How to colorizing cat command output or files using ccat app on Linux or Unix system

Posted on in Categories Command Line Hacks, Howto last updated August 30, 2017

The [nixcmd name="cat"] (short for concatenate) is one of the most frequently used flexible commands on Linux, Apple MacOS X, *BSD (FreeBSD / OpenBSD / NetBSD), Unix-like operating systems. It is useful to display text files on screen, copy text files, combine text files, create new text files and more. If you cat command with colours, try ccat app.

I put a cronjob in /etc/cron.{hourly,daily,weekly,monthly} and it does not run and how can I troubleshoot it?

Posted on in Categories Cloud Computing, Howto, Open Source, Web Developer last updated August 27, 2017


Recently I created a simple shell script called backup.sh in /root/scripts directory to just backup MySQL database and dumped it to /nfs/mysql/ directory. I put a file (more like used the ln command to create a soft link ) in /etc/cron.hourly/ and it doesn’t run. There was no error in systemd log or cron log. Why is my cron job was not working, and here is how I troubleshoot it.

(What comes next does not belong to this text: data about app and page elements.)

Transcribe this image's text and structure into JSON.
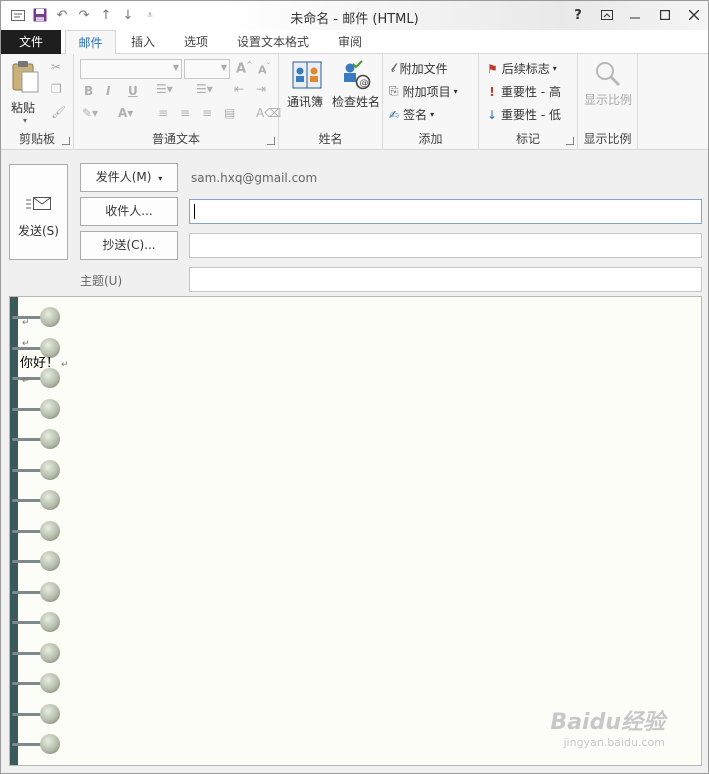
{
  "window": {
    "title": "未命名 - 邮件 (HTML)",
    "help": "?",
    "controls": [
      "restore-ribbon",
      "minimize",
      "maximize",
      "close"
    ]
  },
  "qat": [
    "save",
    "undo",
    "redo",
    "up",
    "down",
    "customize"
  ],
  "tabs": [
    {
      "label": "文件",
      "active": false
    },
    {
      "label": "邮件",
      "active": true
    },
    {
      "label": "插入",
      "active": false
    },
    {
      "label": "选项",
      "active": false
    },
    {
      "label": "设置文本格式",
      "active": false
    },
    {
      "label": "审阅",
      "active": false
    }
  ],
  "ribbon": {
    "clipboard": {
      "paste": "粘贴",
      "group": "剪贴板"
    },
    "basic_text": {
      "bold": "B",
      "italic": "I",
      "underline": "U",
      "font_color": "A",
      "group": "普通文本"
    },
    "names": {
      "address_book": "通讯簿",
      "check_names": "检查姓名",
      "group": "姓名"
    },
    "include": {
      "attach_file": "附加文件",
      "attach_item": "附加项目",
      "signature": "签名",
      "group": "添加"
    },
    "tags": {
      "follow_up": "后续标志",
      "high": "重要性 - 高",
      "low": "重要性 - 低",
      "group": "标记"
    },
    "zoom": {
      "zoom": "显示比例",
      "group": "显示比例"
    }
  },
  "compose": {
    "send": "发送(S)",
    "from_button": "发件人(M)",
    "from_value": "sam.hxq@gmail.com",
    "to_button": "收件人...",
    "cc_button": "抄送(C)...",
    "subject_label": "主题(U)",
    "to_value": "",
    "cc_value": "",
    "subject_value": ""
  },
  "body": {
    "para_mark": "↵",
    "greeting": "你好！"
  },
  "watermark": {
    "brand": "Baidu经验",
    "url": "jingyan.baidu.com"
  },
  "colors": {
    "accent": "#2a6fb5",
    "file_tab": "#1e1e1e",
    "flag": "#c0392b",
    "high": "#c0392b",
    "low": "#2a6fb5",
    "spine": "#3b5a5a"
  }
}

OpenSSL drops TLS 1.0/1.1 support for Debian Unstable and what does it mean for Debian sid users?

Posted on in Categories Debian Linux last updated August 7, 2017

From the announcement mailing list:

I’ve just uploaded a version of OpenSSL to unstable that disables the TLS 1.0 and 1.1 protocol. This currently leaves TLS 1.2 as the only supported SSL/TLS protocol version.

This will likely break certain things that for whatever reason still don’t support TLS 1.2. I strongly suggest that if it’s not supported that you add support for it, or get the other side to add support for it.

OpenSSL made a release 5 years ago that supported TLS 1.2. The current support of the server side seems to be around 90%. I hope that by the time Buster releases the support for TLS 1.2 will be high enough that I don’t need to enable them again.

neofetch: Awesome system info bash script that supports Linux, MacOS, and Unix-like systems

Posted on in Categories Command Line Hacks, Howto last updated May 7, 2017

The neofetch command written in a bash shell. The main purpose of neofetch is to be used in screenshots to display other users what operating system or Linux distro you are using including theme, icons and more. This command shows info about your system next to an image, your operating system logo and other info. Neofetch version 3.1.0 has been released. Let us see how to install the latest version and use it.
Continue reading “neofetch: Awesome system info bash script that supports Linux, MacOS, and Unix-like systems”

How to enable Wake on Lan (WOL) with Advanced TomatoUSB wifi router firmware

Posted on in Categories Hardware, Howto, Networking, Open Source last updated March 29, 2017

I recently installed TomatoUSB advanced firmware on my Asus RT-AC66U wifi router. This router act as my wireless Ethernet bridge. TomatoUSB advanced has additional features like

  • SSH
  • Multiple WAN support (3G/4G/Static IP/Cable/ADSL2)
  • Tor
  • Virtual Wireless
  • DMZ
  • IPv6
  • FTP/Media server via USB
  • BiTorrent Client via USB
  • UPS support
  • OpenVPN client and server
  • Tinc VPN server and much more.

How to use parallel ssh (PSSH) for executing ssh in parallel on a number of Linux/Unix/BSD servers

Posted on in Categories Cloud Computing, Command Line Hacks, Howto last updated April 21, 2017

Recently I come across a nice little nifty tool called pssh to run a single command on multiple Linux / UNIX / BSD servers. You can easily increase your productivy with this SSH tool.

More about pssh

pssh is a command line tool for executing ssh in parallel on some hosts. It provides specialties includes:

  1. Sending input to all of the processes
  2. Inputting a password to ssh
  3. Saving output to files
  4. IT/sysadmin taks automation such as patching servers
  5. Timing out and more

Let us see how to install and use pssh on Linux and Unix-like system.

pssh-welcome

How to protects Linux and Unix machines from accidental shutdowns/reboots with molly-guard

Posted on in Categories Command Line Hacks, Debian Linux, Hardware last updated February 19, 2017

Oops! I did it again. I thought I was logged into my home server. Turns out I rebooted the db server. Another my not so favorite is typing “shutdown -h 0” into the wrong terminal. I know a few people who have admitted to doing that here.

My anger that can't be contained
Is there any end to the madness? Do I need to suffer from accidentally random reboots and shutdowns? After all, it is human nature to make mistakes, but one should not keep on making the same mistakes again and again.